The Battersea Arts Centre is beautiful. Mosaics, cornices and an Imperial staircase greet you at entry and teamed with all the damsels donning flapper dresses and other curious costumes, I felt just as if I had wandered into a party from the Roaring Twenties. Dancing on the bar, down the stairs and between the pillars gave it a brilliantly ad-hoc feel, especially against a backdrop of punters in plaid shirts clutching beer bottles.

The foyer had the buzz, chaos and comings and goings of a summertime festival – good or bad depending on who you are.  Unfortunately, it lacked the friendliness and good vibrations of a summertime festival. The BAC’s size made the event feel small – while somehow managing to remaining extremely draughty – and special with plenty of nooks and crannies to house the many performers and performances of the night.

Every half hour a new act would begin in three different rooms, repeated several times throughout the night, meaning one wouldn’t miss anything. Arthur Darvill retold the story of Cinderella in pantomime fashion, to much laughter. As someone who loathes most musical theatre, this Cinderella – drunk in-da-club and turning back into a chav at midnight – only got a few perfunctory smiles from me.

Fitzgerald provided some lovely spoken word to electric guitar and singing, about a Miss Knight – teacher responsible for all the boy’s first boners.

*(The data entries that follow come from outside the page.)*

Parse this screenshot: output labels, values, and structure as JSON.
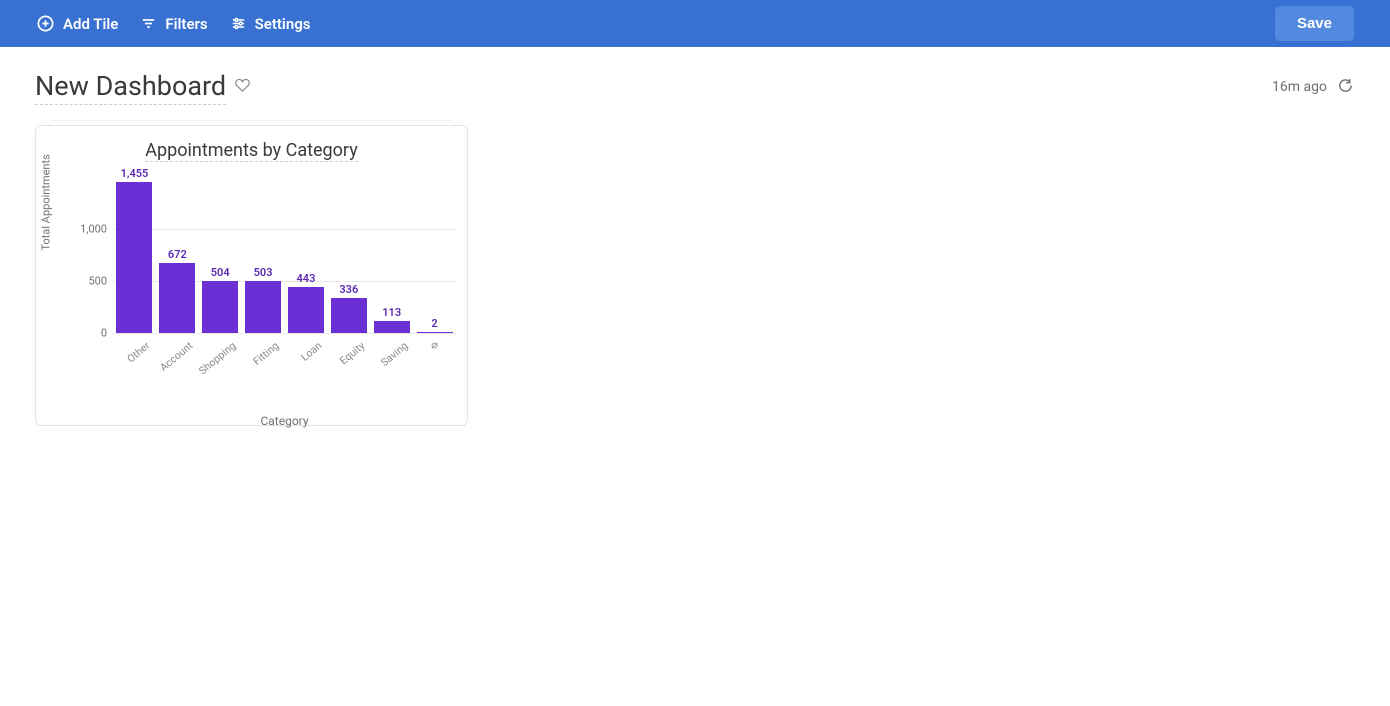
{
  "toolbar": {
    "add_tile_label": "Add Tile",
    "filters_label": "Filters",
    "settings_label": "Settings",
    "save_label": "Save"
  },
  "header": {
    "title": "New Dashboard",
    "last_refresh": "16m ago"
  },
  "tile": {
    "title": "Appointments by Category"
  },
  "chart_data": {
    "type": "bar",
    "title": "Appointments by Category",
    "xlabel": "Category",
    "ylabel": "Total Appointments",
    "categories": [
      "Other",
      "Account",
      "Shopping",
      "Fitting",
      "Loan",
      "Equity",
      "Saving",
      "∅"
    ],
    "values": [
      1455,
      672,
      504,
      503,
      443,
      336,
      113,
      2
    ],
    "value_labels": [
      "1,455",
      "672",
      "504",
      "503",
      "443",
      "336",
      "113",
      "2"
    ],
    "yticks": [
      0,
      500,
      1000
    ],
    "ytick_labels": [
      "0",
      "500",
      "1,000"
    ],
    "ylim": [
      0,
      1500
    ],
    "bar_color": "#6b2fd6"
  }
}
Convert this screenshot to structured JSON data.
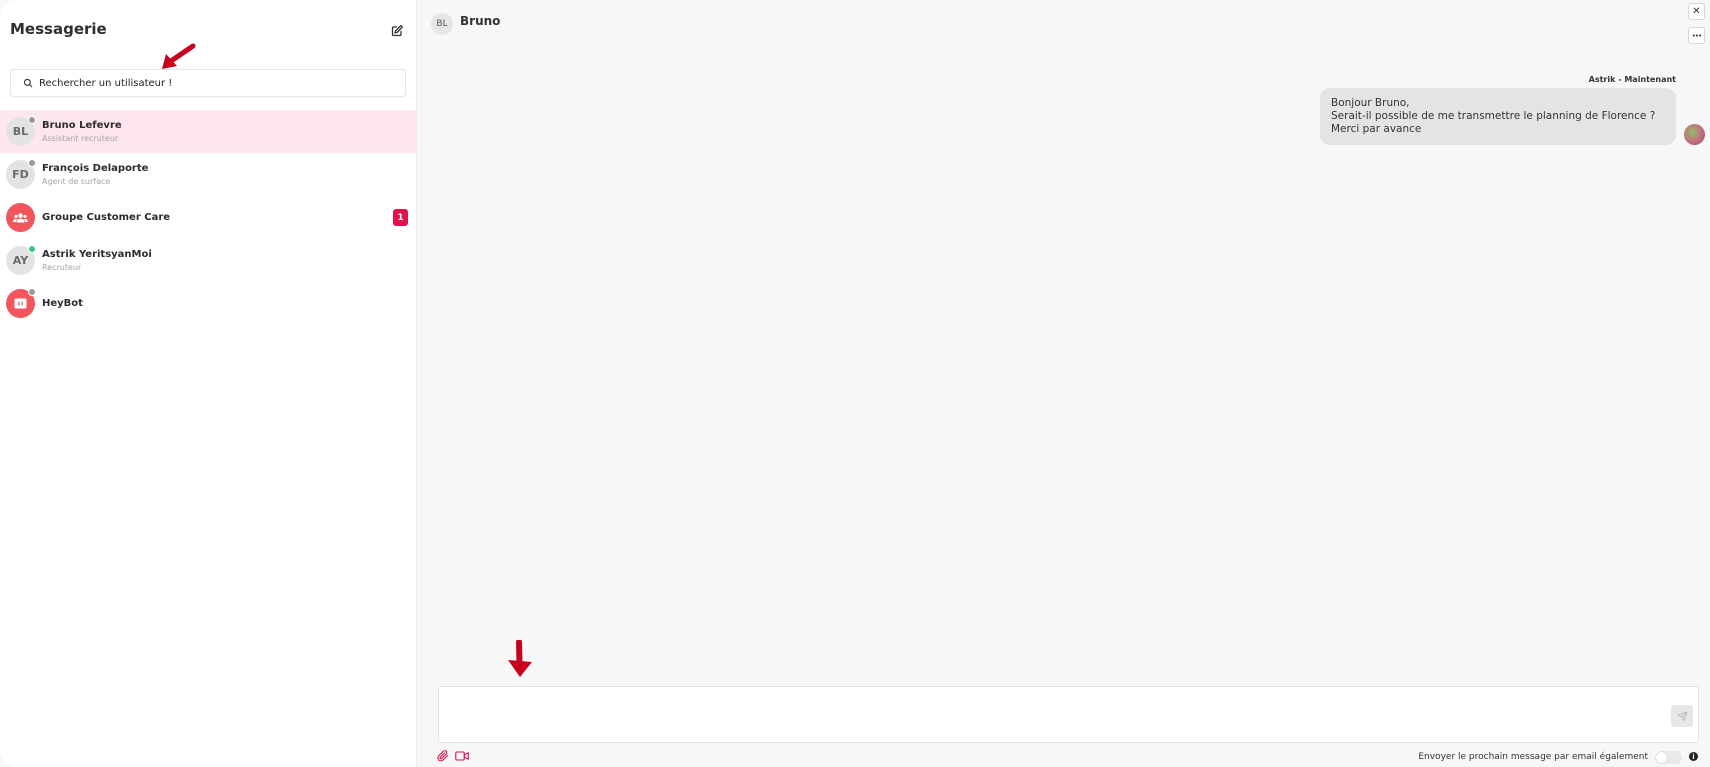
{
  "sidebar": {
    "title": "Messagerie",
    "compose_icon": "edit-icon",
    "search": {
      "placeholder": "Rechercher un utilisateur !",
      "value": ""
    },
    "contacts": [
      {
        "initials": "BL",
        "name": "Bruno Lefevre",
        "subtitle": "Assistant recruteur",
        "status": "offline",
        "active": true
      },
      {
        "initials": "FD",
        "name": "François Delaporte",
        "subtitle": "Agent de surface",
        "status": "offline"
      },
      {
        "icon": "group-icon",
        "name": "Groupe Customer Care",
        "badge": "1"
      },
      {
        "initials": "AY",
        "name": "Astrik YeritsyanMoi",
        "subtitle": "Recruteur",
        "status": "online"
      },
      {
        "icon": "bot-icon",
        "name": "HeyBot",
        "status": "offline"
      }
    ]
  },
  "chat": {
    "header": {
      "initials": "BL",
      "name": "Bruno"
    },
    "close_label": "✕",
    "more_label": "•••",
    "messages": [
      {
        "meta": "Astrik - Maintenant",
        "lines": [
          "Bonjour Bruno,",
          "Serait-il possible de me transmettre le planning de Florence ?",
          "Merci par avance"
        ]
      }
    ],
    "composer": {
      "value": "",
      "email_label": "Envoyer le prochain message par email également",
      "email_toggle_on": false,
      "info_label": "i"
    }
  },
  "colors": {
    "accent": "#e0114c",
    "active_row": "#fde6ec",
    "avatar_red": "#f0565c",
    "annotation_arrow": "#c8001e"
  }
}
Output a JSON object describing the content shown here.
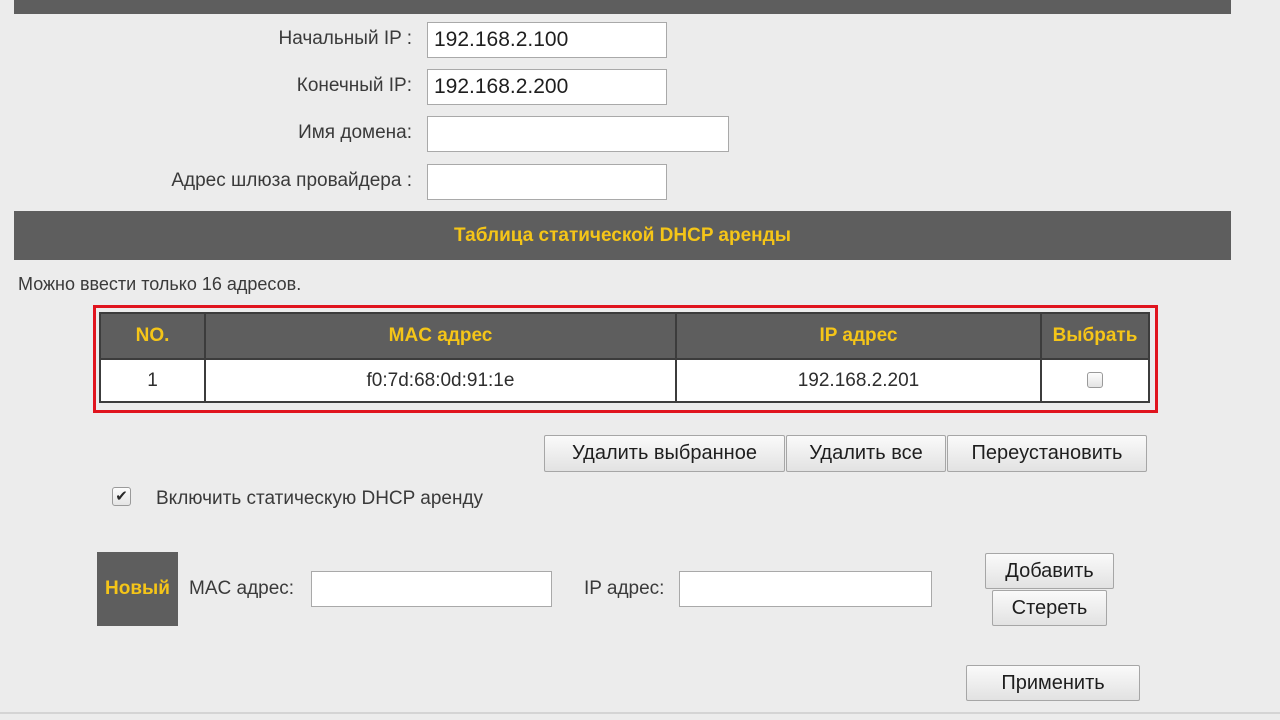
{
  "lan_form": {
    "start_ip": {
      "label": "Начальный IP :",
      "value": "192.168.2.100"
    },
    "end_ip": {
      "label": "Конечный IP:",
      "value": "192.168.2.200"
    },
    "domain_name": {
      "label": "Имя домена:",
      "value": ""
    },
    "isp_gateway": {
      "label": "Адрес шлюза провайдера :",
      "value": ""
    }
  },
  "static_lease_section": {
    "title": "Таблица статической DHCP аренды",
    "limit_note": "Можно ввести только 16 адресов.",
    "table": {
      "columns": [
        "NO.",
        "MAC адрес",
        "IP адрес",
        "Выбрать"
      ],
      "rows": [
        {
          "no": "1",
          "mac": "f0:7d:68:0d:91:1e",
          "ip": "192.168.2.201",
          "selected": false
        }
      ]
    },
    "buttons": {
      "delete_selected": "Удалить выбранное",
      "delete_all": "Удалить все",
      "reset": "Переустановить"
    },
    "enable_static_lease": {
      "label": "Включить статическую DHCP аренду",
      "checked": true,
      "check_glyph": "✔"
    }
  },
  "new_entry": {
    "badge": "Новый",
    "mac_label": "MAC адрес:",
    "mac_value": "",
    "ip_label": "IP адрес:",
    "ip_value": "",
    "add_button": "Добавить",
    "clear_button": "Стереть"
  },
  "apply_button": "Применить",
  "colors": {
    "header_bg": "#5e5e5e",
    "header_text": "#f5c518",
    "highlight_frame": "#e0141e",
    "page_bg": "#ececec"
  },
  "icons": {
    "enable_checkbox": "checkmark-icon",
    "row_select": "checkbox-unchecked-icon"
  }
}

The Flying Dutchman managed to dazzle the crowd with his pop-up story in which not very much happened. He deserves credit for his enthusiasm and for his stunning mini-stages through which the action happened.

Besides entertainment of many possible shapes and forms, there was face painting, biscuit decorating and the opportunity to have an appointment with a Fable writer, who would weave you a tale of your very own. At least three locations were present to keep minds and perceptions suitably boozed up, albeit with a rather rudimentary selection of poisons.

The Nightlife with a Difference concept is something that the Shunt Vaults managed to pull off successfully on a weekly basis in the tunnels under London Bridge, until they sadly had to close their doors “due to engineering works” at the station. The Nabokov Arts Club made a valiant attempt at creating a night to remember, but ends up becoming something that was less than the sum of its parts.